As a general practice litigator, you’re on the hunt for new clients daily. Do you want to attract people who are browsing businesses for any type of need or those who are ready to retain you for their specific need? As you hunt for the ideal client, you want clients who seek answers to questions that are transactional (where is the closest divorce attorney?) rather than informative (what does a general practice attorney do?)
When you build, redesign or optimize your website, make sure that it is helping you hunt for the right clients.
How do I attract potential clients?
To attract potential clients rather than casual shoppers, you want to make sure you are capturing the type of visitor who knows what they are looking for. If they are trying to figure out what type of attorney they need, they are not near the purchasing decision within the buying life cycle. At this point, they have recognized:
- They have a problem.
- They are searching for help.
- But they haven’t yet decided whether they even need a lawyer.

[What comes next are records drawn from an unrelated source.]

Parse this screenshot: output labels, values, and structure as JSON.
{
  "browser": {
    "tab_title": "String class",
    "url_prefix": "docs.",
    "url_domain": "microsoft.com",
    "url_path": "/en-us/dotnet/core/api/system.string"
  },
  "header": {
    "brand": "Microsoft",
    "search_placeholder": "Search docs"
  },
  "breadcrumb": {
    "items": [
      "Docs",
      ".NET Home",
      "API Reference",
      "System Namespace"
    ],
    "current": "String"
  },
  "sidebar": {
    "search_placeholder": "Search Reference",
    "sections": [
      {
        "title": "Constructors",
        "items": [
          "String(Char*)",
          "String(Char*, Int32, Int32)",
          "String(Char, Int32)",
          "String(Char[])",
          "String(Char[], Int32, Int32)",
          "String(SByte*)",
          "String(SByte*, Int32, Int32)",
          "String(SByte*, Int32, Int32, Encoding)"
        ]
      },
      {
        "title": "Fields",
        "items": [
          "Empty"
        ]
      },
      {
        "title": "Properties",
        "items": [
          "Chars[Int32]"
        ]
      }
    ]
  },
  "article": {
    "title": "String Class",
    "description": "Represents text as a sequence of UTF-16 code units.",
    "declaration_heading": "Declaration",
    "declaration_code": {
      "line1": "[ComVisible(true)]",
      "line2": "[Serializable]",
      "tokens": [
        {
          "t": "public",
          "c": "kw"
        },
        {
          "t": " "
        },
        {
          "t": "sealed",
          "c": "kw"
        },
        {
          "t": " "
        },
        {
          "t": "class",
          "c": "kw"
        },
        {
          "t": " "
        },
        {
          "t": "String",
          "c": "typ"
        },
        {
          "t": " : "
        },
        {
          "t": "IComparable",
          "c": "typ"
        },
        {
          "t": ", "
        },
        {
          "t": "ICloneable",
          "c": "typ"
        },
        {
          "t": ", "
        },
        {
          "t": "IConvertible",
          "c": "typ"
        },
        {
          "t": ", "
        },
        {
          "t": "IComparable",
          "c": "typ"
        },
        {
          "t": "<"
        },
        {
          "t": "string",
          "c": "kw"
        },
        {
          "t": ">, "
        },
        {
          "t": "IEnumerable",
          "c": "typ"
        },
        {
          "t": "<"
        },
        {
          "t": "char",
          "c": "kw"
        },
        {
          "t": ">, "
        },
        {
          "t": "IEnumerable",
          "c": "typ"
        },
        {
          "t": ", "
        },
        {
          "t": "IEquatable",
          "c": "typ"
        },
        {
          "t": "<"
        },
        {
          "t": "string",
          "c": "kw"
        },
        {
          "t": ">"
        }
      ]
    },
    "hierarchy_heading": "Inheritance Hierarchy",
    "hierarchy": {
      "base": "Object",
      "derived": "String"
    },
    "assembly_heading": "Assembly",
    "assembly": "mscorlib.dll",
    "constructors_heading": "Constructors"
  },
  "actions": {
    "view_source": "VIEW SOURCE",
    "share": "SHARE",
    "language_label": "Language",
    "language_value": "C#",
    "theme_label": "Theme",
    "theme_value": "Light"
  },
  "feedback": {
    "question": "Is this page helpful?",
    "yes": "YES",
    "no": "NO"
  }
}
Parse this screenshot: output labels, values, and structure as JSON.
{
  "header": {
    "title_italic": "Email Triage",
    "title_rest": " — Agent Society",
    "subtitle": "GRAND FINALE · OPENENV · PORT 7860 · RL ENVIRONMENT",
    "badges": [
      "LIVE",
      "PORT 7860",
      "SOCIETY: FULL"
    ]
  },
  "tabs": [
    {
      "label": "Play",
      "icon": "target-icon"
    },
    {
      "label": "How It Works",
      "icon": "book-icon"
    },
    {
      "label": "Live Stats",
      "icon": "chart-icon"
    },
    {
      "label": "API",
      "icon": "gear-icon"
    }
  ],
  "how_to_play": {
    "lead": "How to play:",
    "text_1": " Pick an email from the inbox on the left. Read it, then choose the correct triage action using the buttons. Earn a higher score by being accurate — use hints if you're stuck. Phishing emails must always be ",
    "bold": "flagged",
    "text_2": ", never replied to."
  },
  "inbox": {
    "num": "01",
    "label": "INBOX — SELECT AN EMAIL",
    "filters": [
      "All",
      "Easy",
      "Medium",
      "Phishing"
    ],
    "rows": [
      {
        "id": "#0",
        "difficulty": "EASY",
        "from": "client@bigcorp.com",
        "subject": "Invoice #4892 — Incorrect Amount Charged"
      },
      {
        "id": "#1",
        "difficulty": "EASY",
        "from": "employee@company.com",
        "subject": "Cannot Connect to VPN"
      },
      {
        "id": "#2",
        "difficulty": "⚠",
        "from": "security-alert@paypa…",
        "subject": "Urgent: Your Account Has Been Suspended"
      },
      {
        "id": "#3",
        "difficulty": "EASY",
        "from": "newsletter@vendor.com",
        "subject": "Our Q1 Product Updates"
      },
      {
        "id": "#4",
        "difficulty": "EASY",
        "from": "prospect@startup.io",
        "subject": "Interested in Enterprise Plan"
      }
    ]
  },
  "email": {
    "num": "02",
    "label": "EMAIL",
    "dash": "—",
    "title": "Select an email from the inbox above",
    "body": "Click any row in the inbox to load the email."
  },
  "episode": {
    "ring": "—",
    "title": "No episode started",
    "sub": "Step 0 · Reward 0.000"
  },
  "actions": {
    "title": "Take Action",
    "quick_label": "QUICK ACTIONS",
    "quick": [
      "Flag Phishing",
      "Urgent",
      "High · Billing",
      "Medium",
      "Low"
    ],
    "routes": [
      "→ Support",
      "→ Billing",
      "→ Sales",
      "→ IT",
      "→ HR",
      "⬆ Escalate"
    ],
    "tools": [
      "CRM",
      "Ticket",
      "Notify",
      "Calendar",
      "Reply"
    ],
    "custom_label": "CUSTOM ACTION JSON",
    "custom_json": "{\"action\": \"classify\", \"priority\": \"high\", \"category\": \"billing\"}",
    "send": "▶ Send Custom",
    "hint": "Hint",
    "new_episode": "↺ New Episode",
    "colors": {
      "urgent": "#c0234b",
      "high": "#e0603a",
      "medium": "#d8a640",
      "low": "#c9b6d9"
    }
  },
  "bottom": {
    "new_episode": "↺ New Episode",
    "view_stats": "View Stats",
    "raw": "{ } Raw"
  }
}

If your goal is to target more visitors rather than the right visitors, you’re going to dilute your website content and miss out on a lot of potential clients. So when you are on the hunt to convert more visitors, make sure you are focusing on the right kind. Use well-written content and clear calls to action. Your content should define who, what and why; your call to action (CTA) should define where and why.
How do I target the right client?
Know your niches.
A recent blog talked about Google liking niches. That might make you think that Google favors niche websites and ranks them higher or quicker in their search results. But because niche websites are more specific, they inherently target an audience that is more specific. The more specific a search phrase is, the less competitive it is in the search results.
Targeting clients with higher specificity = focusing on more nichey areas = pulls fewer competitive keywords in the search results = higher potential to rank for the right client’s search= gets better quality leads
Why is one search phrase less competitive than another?
What makes a keyword search phrase more competitive than another has to do with the probability that Google will index it as relevant. The vaguer a searcher’s keyword phrase is, the lower the probability that Google pulls search results relevant to that searcher’s intent. Because Google has so many website options to pull from, the likelihood that Google understands the searcher’s intent is very low. This instinctively compels the searcher to narrow down their search with more targeted phrases and longer tail searches so that their results will match their needs. For example, an accident victim searching for “lawyer” would find results on Google that might range from divorce attorneys to bankruptcy lawyers. So he would turn to a more targeted phrase such as “accident attorney” or an even more descriptive phrase such as “motorcycle accident lawyer” if he was on a bike at the time of his crash. If he doesn’t see results near his home, he may even type in “Sea Girt motorcycle accident lawyer.”
Why target search phrases that are broad?
So why would a multi-service business want to build and optimize their website to target search phrases that are broad? Using a general practice law firm as an example, they would want to do this to cover all the areas they represent. General practice law firms can have multiple attorneys who handle all types of cases including divorce, bankruptcy, wills and trusts, landlord/tenant disputes, etc. If you search for “general practice lawyer,” you will get this same information, because Google assumes that the searcher’s intent for “general practice attorney” is to find out information on what a general practice firm does, not where it is. Searchers with specific legal needs are likely to search for an attorney in that field. That isn’t to say they won’t hire general practice firms; they just won’t search for them as such.
You’re not on the hunt for window shoppers, so why target them?
Your website is a window to the services you provide. When visitors reach your site, you want them to be able to see that you offer the help they need, not the kind of help they might need.
Those peeking in the window are wondering what you do. If you sell sunglasses and shoppers strolling past are already wearing their favorite pair, they are going to move on. What you want are people who need what you offer — those who are ready to come in and poke around. You don’t want window shoppers; you want potential buyers.
By doing so, it can quickly weed out the window shoppers so you get people who need what you offer. If someone doesn’t know what a general practice attorney is, they can find out quickly enough by searching the term. They don’t need a law firm website. But if they search “divorce lawyer,” a good website will quickly tell them:
- Who you are (a firm who practices divorce)
- What you do (regarding divorce)
- Where you’re located
- Why they should hire you (for their divorce)
Congratulations! A potential client has clicked through to your site. But don’t celebrate too soon. My next post explains how to build and optimize a lead-generating website specifically to convert a potential client to a lead.